Hong Kong Wild Kumquat is the Mame or Hime kinkan of Japan.
According to Swingle, this species grows wild in Hongkong and in the Chekiang and Kwangtung provinces of China.
The Hong Kong kumquat is apparently of ancient origin, for it is rather widely distributed in the wild and is undoubtedly the chin chu (golden bean) or shan chin kan (mountain golden mandarin) described by Han Yen-chih in 1178 A.D. and referred to by an earlier writer whom he quotes.
In modern times, however, the name golden bean kumquat has been restricted to a cultivated diploid form, the chin tou of China or Kinzu kinkan of Japan, which Swingle considers to have originated from the wild species.
-Tree features: Plant is very compact-spherical in shape, and sometimes a little bit thorny too.
-Leaves: Leaves are small in size, long in shape and extremely dark-green in colour.
-Shape: Fruit is the smallest kumquat of our collection. It’s round in shape, small like a blueberry in size.
-Flavour: Fruit seems to be kinda acid-bitter. However skin is aromatic.
-Colour: Orange to deep orange outside, light orange inside.
SEASON OF RIPENESS
Season of ripeness: Hong Kong Wild Kumquat seems to be a 4 season variety, with more than one fruiting per year.
It usually starts to bloom during Spring time, however flowers can be discovered during Summer and Autumn also.
HOW TO USE IT
-In the Kitchen: We’ve never tried it in the kitchen, but we think it’s possible to use it to aromatize recipes.
-Ornamental: It’s one of the most important ornamental kumquats, for its colour, its fruiting and its cold tollerance.

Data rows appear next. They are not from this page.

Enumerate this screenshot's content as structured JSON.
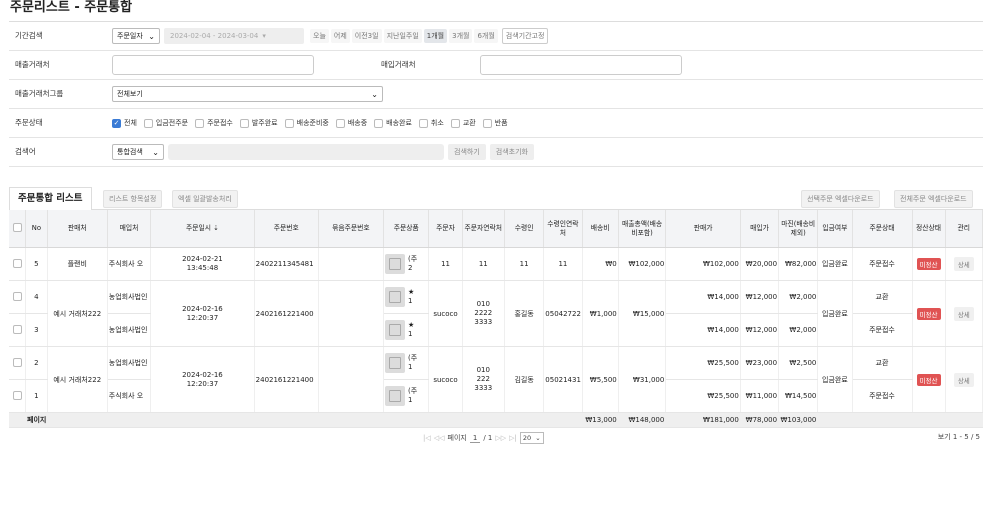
{
  "page_title": "주문리스트 - 주문통합",
  "filters": {
    "period_label": "기간검색",
    "period_select": "주문일자",
    "date_range": "2024-02-04 - 2024-03-04",
    "quick_ranges": [
      "오늘",
      "어제",
      "이전3일",
      "지난일주일",
      "1개월",
      "3개월",
      "6개월"
    ],
    "active_range": "1개월",
    "fix_period": "검색기간고정",
    "sales_label": "매출거래처",
    "purchase_label": "매입거래처",
    "sales_group_label": "매출거래처그룹",
    "sales_group_value": "전체보기",
    "status_label": "주문상태",
    "statuses": [
      {
        "label": "전체",
        "checked": true
      },
      {
        "label": "입금전주문",
        "checked": false
      },
      {
        "label": "주문접수",
        "checked": false
      },
      {
        "label": "발주완료",
        "checked": false
      },
      {
        "label": "배송준비중",
        "checked": false
      },
      {
        "label": "배송중",
        "checked": false
      },
      {
        "label": "배송완료",
        "checked": false
      },
      {
        "label": "취소",
        "checked": false
      },
      {
        "label": "교환",
        "checked": false
      },
      {
        "label": "반품",
        "checked": false
      }
    ],
    "keyword_label": "검색어",
    "keyword_select": "통합검색",
    "search_btn": "검색하기",
    "reset_btn": "검색초기화"
  },
  "list": {
    "tab": "주문통합 리스트",
    "settings_btn": "리스트 항목설정",
    "excel_ship_btn": "엑셀 일괄발송처리",
    "sel_excel_btn": "선택주문 엑셀다운로드",
    "all_excel_btn": "전체주문 엑셀다운로드"
  },
  "columns": [
    "No",
    "판매처",
    "매입처",
    "주문일시 ⇣",
    "주문번호",
    "묶음주문번호",
    "주문상품",
    "주문자",
    "주문자연락처",
    "수령인",
    "수령인연락처",
    "배송비",
    "매출총액(배송비포함)",
    "판매가",
    "매입가",
    "마진(배송비제외)",
    "입금여부",
    "주문상태",
    "정산상태",
    "관리"
  ],
  "rows": [
    {
      "no": "5",
      "seller": "플랜비",
      "buyer": "주식회사 오",
      "date": "2024-02-21",
      "time": "13:45:48",
      "order_no": "2402211345481",
      "bundle": "",
      "prod_a": "(주",
      "prod_b": "2",
      "orderer": "11",
      "orderer_tel": "11",
      "receiver": "11",
      "receiver_tel": "11",
      "ship": "₩0",
      "total": "₩102,000",
      "price": "₩102,000",
      "cost": "₩20,000",
      "margin": "₩82,000",
      "paid": "입금완료",
      "status": "주문접수",
      "settle": "미정산",
      "manage": "상세"
    },
    {
      "no": "4",
      "buyer": "농업회사법인",
      "price": "₩14,000",
      "cost": "₩12,000",
      "margin": "₩2,000",
      "status": "교환",
      "prod_a": "★",
      "prod_b": "1"
    },
    {
      "no": "3",
      "buyer": "농업회사법인",
      "price": "₩14,000",
      "cost": "₩12,000",
      "margin": "₩2,000",
      "status": "주문접수",
      "prod_a": "★",
      "prod_b": "1"
    },
    {
      "no": "2",
      "buyer": "농업회사법인",
      "price": "₩25,500",
      "cost": "₩23,000",
      "margin": "₩2,500",
      "status": "교환",
      "prod_a": "(주",
      "prod_b": "1"
    },
    {
      "no": "1",
      "buyer": "주식회사 오",
      "price": "₩25,500",
      "cost": "₩11,000",
      "margin": "₩14,500",
      "status": "주문접수",
      "prod_a": "(주",
      "prod_b": "1"
    }
  ],
  "group_a": {
    "seller": "예시 거래처222",
    "date": "2024-02-16",
    "time": "12:20:37",
    "order_no": "2402161221400",
    "orderer": "sucoco",
    "tel1": "010",
    "tel2": "2222",
    "tel3": "3333",
    "receiver": "홍길동",
    "receiver_tel": "05042722",
    "ship": "₩1,000",
    "total": "₩15,000",
    "paid": "입금완료",
    "settle": "미정산",
    "manage": "상세"
  },
  "group_b": {
    "seller": "예시 거래처222",
    "date": "2024-02-16",
    "time": "12:20:37",
    "order_no": "2402161221400",
    "orderer": "sucoco",
    "tel1": "010",
    "tel2": "222",
    "tel3": "3333",
    "receiver": "김길동",
    "receiver_tel": "05021431",
    "ship": "₩5,500",
    "total": "₩31,000",
    "paid": "입금완료",
    "settle": "미정산",
    "manage": "상세"
  },
  "footer": {
    "label": "페이지",
    "ship": "₩13,000",
    "total": "₩148,000",
    "price": "₩181,000",
    "cost": "₩78,000",
    "margin": "₩103,000"
  },
  "pager": {
    "first": "|◁",
    "prev": "◁◁",
    "label": "페이지",
    "page": "1",
    "of": "/ 1",
    "next": "▷▷",
    "last": "▷|",
    "size": "20",
    "summary": "보기 1 - 5 / 5"
  }
}
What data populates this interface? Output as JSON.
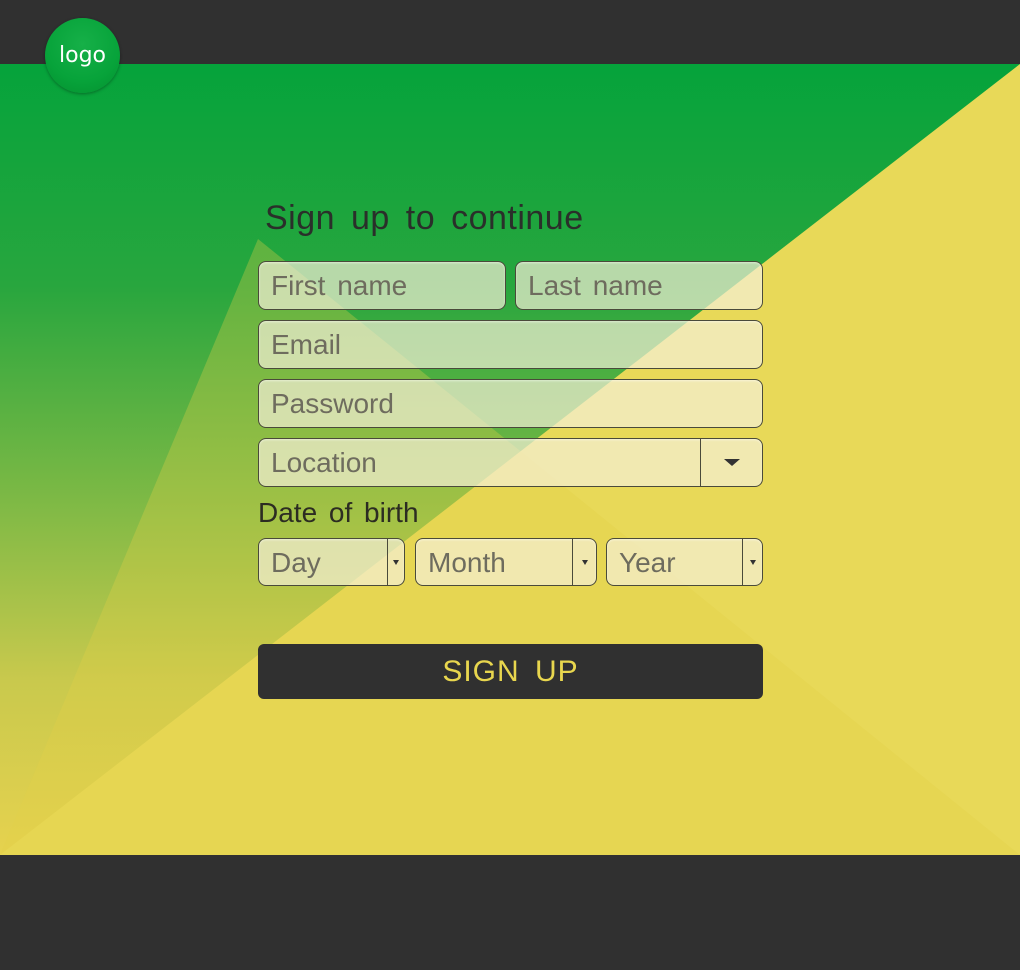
{
  "brand": {
    "logo_text": "logo"
  },
  "colors": {
    "green": "#05a33b",
    "yellow": "#e8d958",
    "dark": "#303030",
    "button_text": "#e8d64e"
  },
  "form": {
    "title": "Sign up to continue",
    "first_name": {
      "placeholder": "First name"
    },
    "last_name": {
      "placeholder": "Last name"
    },
    "email": {
      "placeholder": "Email"
    },
    "password": {
      "placeholder": "Password"
    },
    "location": {
      "placeholder": "Location"
    },
    "dob": {
      "label": "Date of birth",
      "day": {
        "placeholder": "Day"
      },
      "month": {
        "placeholder": "Month"
      },
      "year": {
        "placeholder": "Year"
      }
    },
    "submit_label": "SIGN UP"
  }
}
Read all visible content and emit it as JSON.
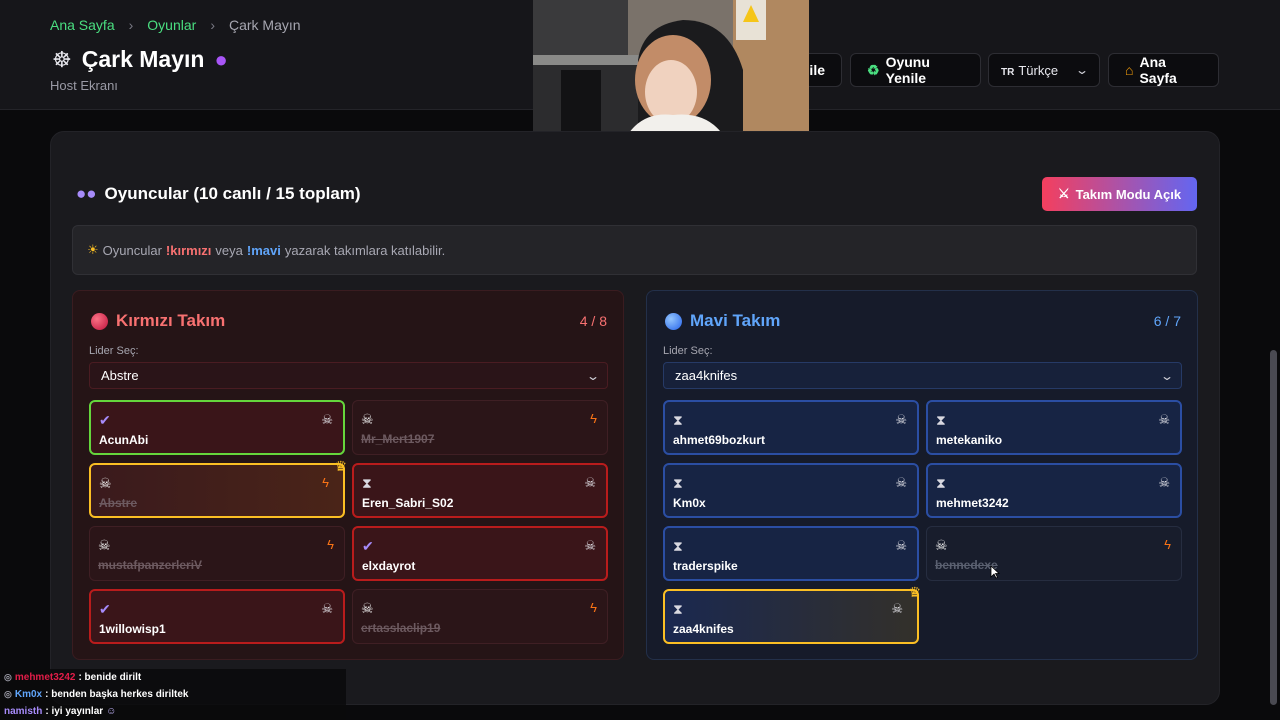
{
  "breadcrumb": {
    "home": "Ana Sayfa",
    "games": "Oyunlar",
    "current": "Çark Mayın"
  },
  "header": {
    "title": "Çark Mayın",
    "subtitle": "Host Ekranı"
  },
  "toolbar": {
    "cut_button_label": "nile",
    "restart_label": "Oyunu Yenile",
    "language_flag": "TR",
    "language_label": "Türkçe",
    "home_label": "Ana Sayfa"
  },
  "players": {
    "title": "Oyuncular (10 canlı / 15 toplam)",
    "team_mode_label": "Takım Modu Açık"
  },
  "info": {
    "before": "Oyuncular",
    "red_cmd": "!kırmızı",
    "middle": "veya",
    "blue_cmd": "!mavi",
    "after": "yazarak takımlara katılabilir."
  },
  "red_team": {
    "name": "Kırmızı Takım",
    "count": "4 / 8",
    "leader_label": "Lider Seç:",
    "leader_value": "Abstre",
    "players": [
      "AcunAbi",
      "Mr_Mert1907",
      "Abstre",
      "Eren_Sabri_S02",
      "mustafpanzerleriV",
      "elxdayrot",
      "1willowisp1",
      "ertasslaclip19"
    ]
  },
  "blue_team": {
    "name": "Mavi Takım",
    "count": "6 / 7",
    "leader_label": "Lider Seç:",
    "leader_value": "zaa4knifes",
    "players": [
      "ahmet69bozkurt",
      "metekaniko",
      "Km0x",
      "mehmet3242",
      "traderspike",
      "bennedexe",
      "zaa4knifes"
    ]
  },
  "chat": [
    {
      "user": "mehmet3242",
      "text": ": benide dirilt"
    },
    {
      "user": "Km0x",
      "text": ": benden başka herkes diriltek"
    },
    {
      "user": "namisth",
      "text": ": iyi yayınlar"
    }
  ],
  "colors": {
    "green_link": "#4ade80",
    "red_team": "#f87171",
    "blue_team": "#60a5fa",
    "leader_gold": "#fbbf24"
  },
  "icons": {
    "alive": "check-icon",
    "dead": "skull-icon",
    "waiting": "hourglass-icon",
    "kill": "crossbones-icon",
    "revive": "bolt-icon",
    "leader": "crown-icon"
  }
}
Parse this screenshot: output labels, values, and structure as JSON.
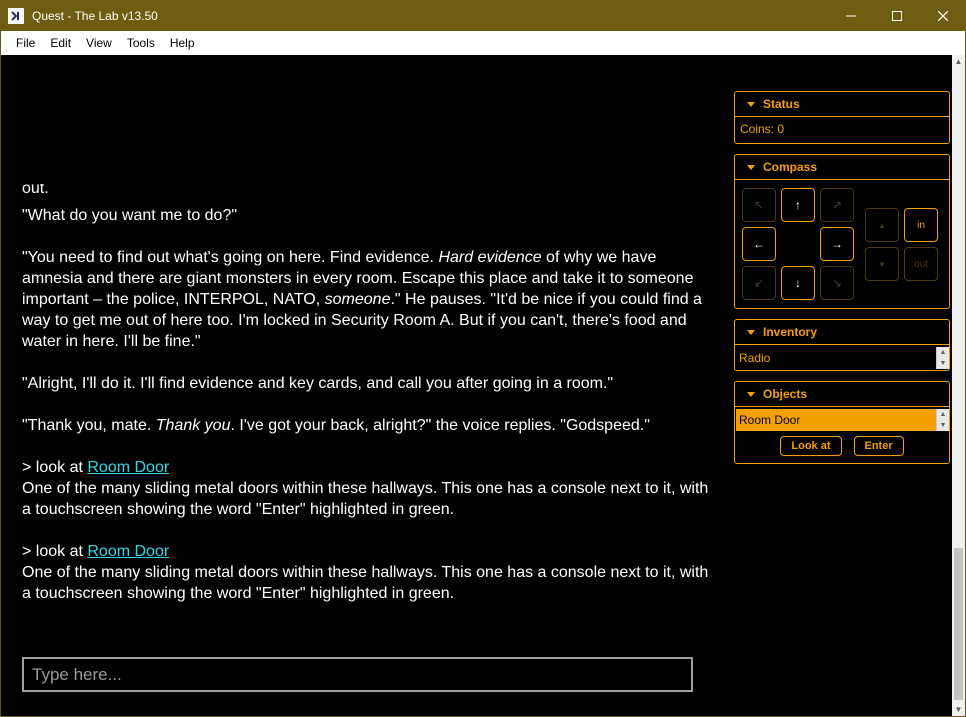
{
  "window": {
    "title": "Quest - The Lab v13.50"
  },
  "menu": [
    "File",
    "Edit",
    "View",
    "Tools",
    "Help"
  ],
  "story": {
    "cut_line": "out.",
    "paragraphs": [
      "\"What do you want me to do?\"",
      "\"You need to find out what's going on here. Find evidence. Hard evidence of why we have amnesia and there are giant monsters in every room. Escape this place and take it to someone important – the police, INTERPOL, NATO, someone.\" He pauses. \"It'd be nice if you could find a way to get me out of here too. I'm locked in Security Room A. But if you can't, there's food and water in here. I'll be fine.\"",
      "\"Alright, I'll do it. I'll find evidence and key cards, and call you after going in a room.\"",
      "\"Thank you, mate. Thank you. I've got your back, alright?\" the voice replies. \"Godspeed.\""
    ],
    "p2_a": "\"You need to find out what's going on here. Find evidence. ",
    "p2_em1": "Hard evidence",
    "p2_b": " of why we have amnesia and there are giant monsters in every room. Escape this place and take it to someone important – the police, INTERPOL, NATO, ",
    "p2_em2": "someone",
    "p2_c": ".\" He pauses. \"It'd be nice if you could find a way to get me out of here too. I'm locked in Security Room A. But if you can't, there's food and water in here. I'll be fine.\"",
    "p4_a": "\"Thank you, mate. ",
    "p4_em": "Thank you",
    "p4_b": ". I've got your back, alright?\" the voice replies. \"Godspeed.\"",
    "commands": [
      {
        "prompt": "> look at ",
        "link": "Room Door",
        "response": "One of the many sliding metal doors within these hallways. This one has a console next to it, with a touchscreen showing the word \"Enter\" highlighted in green."
      },
      {
        "prompt": "> look at ",
        "link": "Room Door",
        "response": "One of the many sliding metal doors within these hallways. This one has a console next to it, with a touchscreen showing the word \"Enter\" highlighted in green."
      }
    ]
  },
  "input": {
    "placeholder": "Type here..."
  },
  "status": {
    "title": "Status",
    "coins_line": "Coins: 0"
  },
  "compass": {
    "title": "Compass",
    "north": "↑",
    "south": "↓",
    "west": "←",
    "east": "→",
    "northwest": "↖",
    "northeast": "↗",
    "southwest": "↙",
    "southeast": "↘",
    "up": "▲",
    "down": "▼",
    "in": "in",
    "out": "out"
  },
  "inventory": {
    "title": "Inventory",
    "selected": "Radio"
  },
  "objects": {
    "title": "Objects",
    "selected": "Room Door",
    "look_at_label": "Look at",
    "enter_label": "Enter"
  },
  "colors": {
    "accent": "#f5a000",
    "link": "#33d6e8",
    "titlebar": "#6e5c10",
    "background": "#000000"
  }
}
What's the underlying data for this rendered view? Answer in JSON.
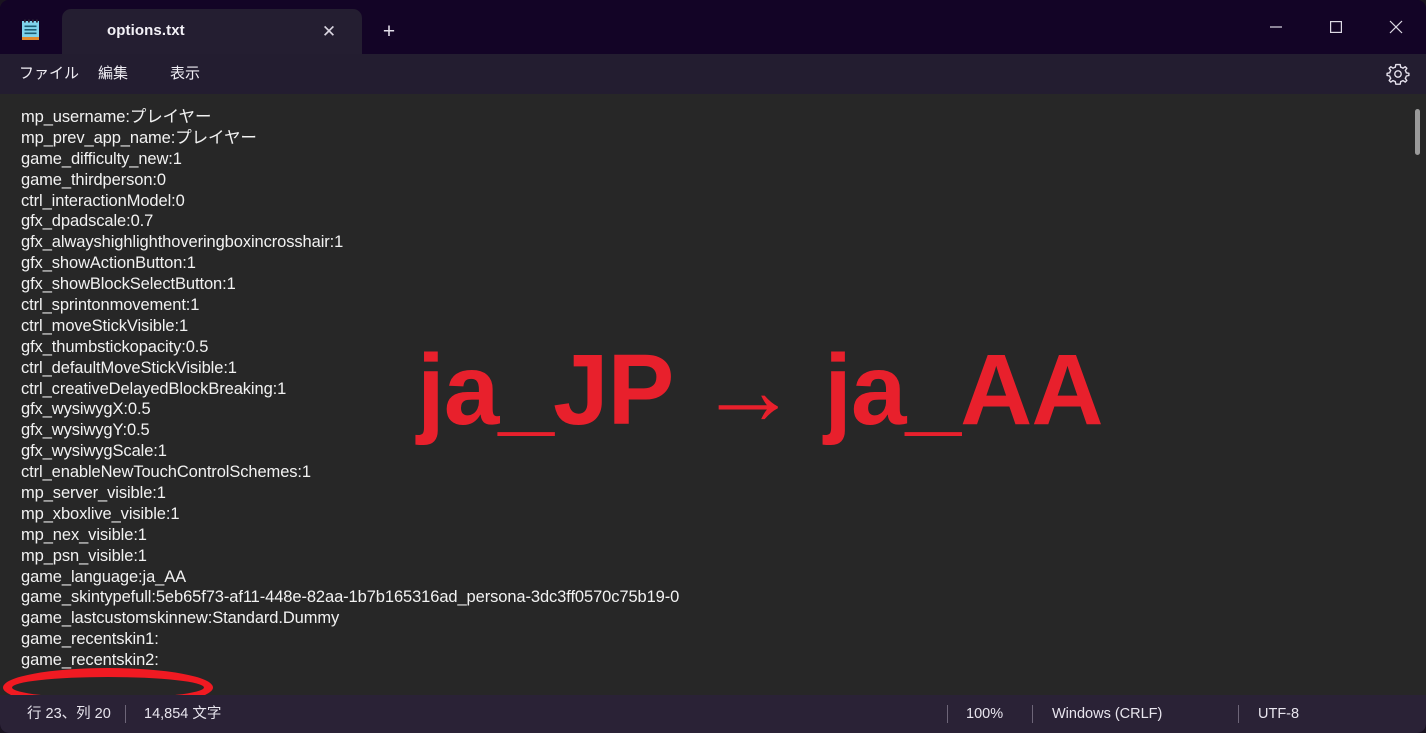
{
  "window": {
    "app_icon": "notepad-icon",
    "controls": {
      "minimize": "minimize-icon",
      "maximize": "maximize-icon",
      "close": "close-icon"
    }
  },
  "tabs": {
    "active_title": "options.txt",
    "close_glyph": "✕",
    "new_tab_glyph": "+"
  },
  "menu": {
    "file": "ファイル",
    "edit": "編集",
    "view": "表示",
    "settings_icon": "gear-icon"
  },
  "editor": {
    "lines": [
      "mp_username:プレイヤー",
      "mp_prev_app_name:プレイヤー",
      "game_difficulty_new:1",
      "game_thirdperson:0",
      "ctrl_interactionModel:0",
      "gfx_dpadscale:0.7",
      "gfx_alwayshighlighthoveringboxincrosshair:1",
      "gfx_showActionButton:1",
      "gfx_showBlockSelectButton:1",
      "ctrl_sprintonmovement:1",
      "ctrl_moveStickVisible:1",
      "gfx_thumbstickopacity:0.5",
      "ctrl_defaultMoveStickVisible:1",
      "ctrl_creativeDelayedBlockBreaking:1",
      "gfx_wysiwygX:0.5",
      "gfx_wysiwygY:0.5",
      "gfx_wysiwygScale:1",
      "ctrl_enableNewTouchControlSchemes:1",
      "mp_server_visible:1",
      "mp_xboxlive_visible:1",
      "mp_nex_visible:1",
      "mp_psn_visible:1",
      "game_language:ja_AA",
      "game_skintypefull:5eb65f73-af11-448e-82aa-1b7b165316ad_persona-3dc3ff0570c75b19-0",
      "game_lastcustomskinnew:Standard.Dummy",
      "game_recentskin1:",
      "game_recentskin2:"
    ]
  },
  "annotations": {
    "callout_text": "ja_JP → ja_AA",
    "callout_color": "#E8202C",
    "highlight_color": "#F01A22",
    "highlighted_line": "game_language:ja_AA"
  },
  "statusbar": {
    "position": "行 23、列 20",
    "char_count": "14,854 文字",
    "zoom": "100%",
    "line_ending": "Windows (CRLF)",
    "encoding": "UTF-8"
  }
}
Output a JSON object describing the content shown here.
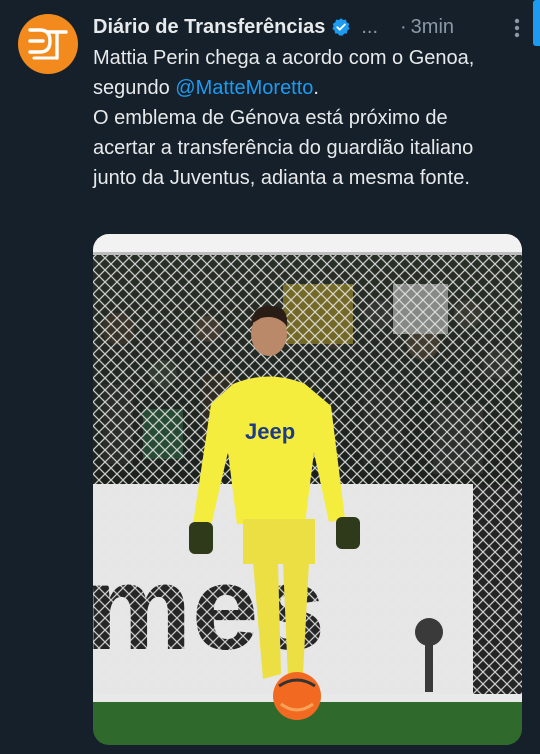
{
  "tweet": {
    "author_name": "Diário de Transferências",
    "handle_ellipsis": "...",
    "separator": "·",
    "timestamp": "3min",
    "text_line1_a": "Mattia Perin chega a acordo com o Genoa, segundo ",
    "mention": "@MatteMoretto",
    "text_line1_b": ".",
    "text_para2": "O emblema de Génova está próximo de acertar a transferência do guardião italiano junto da Juventus, adianta a mesma fonte.",
    "avatar_initials": "DT",
    "brand_color": "#f28a1d",
    "link_color": "#1d9bf0"
  },
  "media": {
    "shirt_sponsor": "Jeep",
    "banner_text": "mes"
  }
}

According to our tests, in the Greenhouse, or in a covered area, it can resist to a temperature of -10°C.
This variety needs to be maintained like a normal Lemon.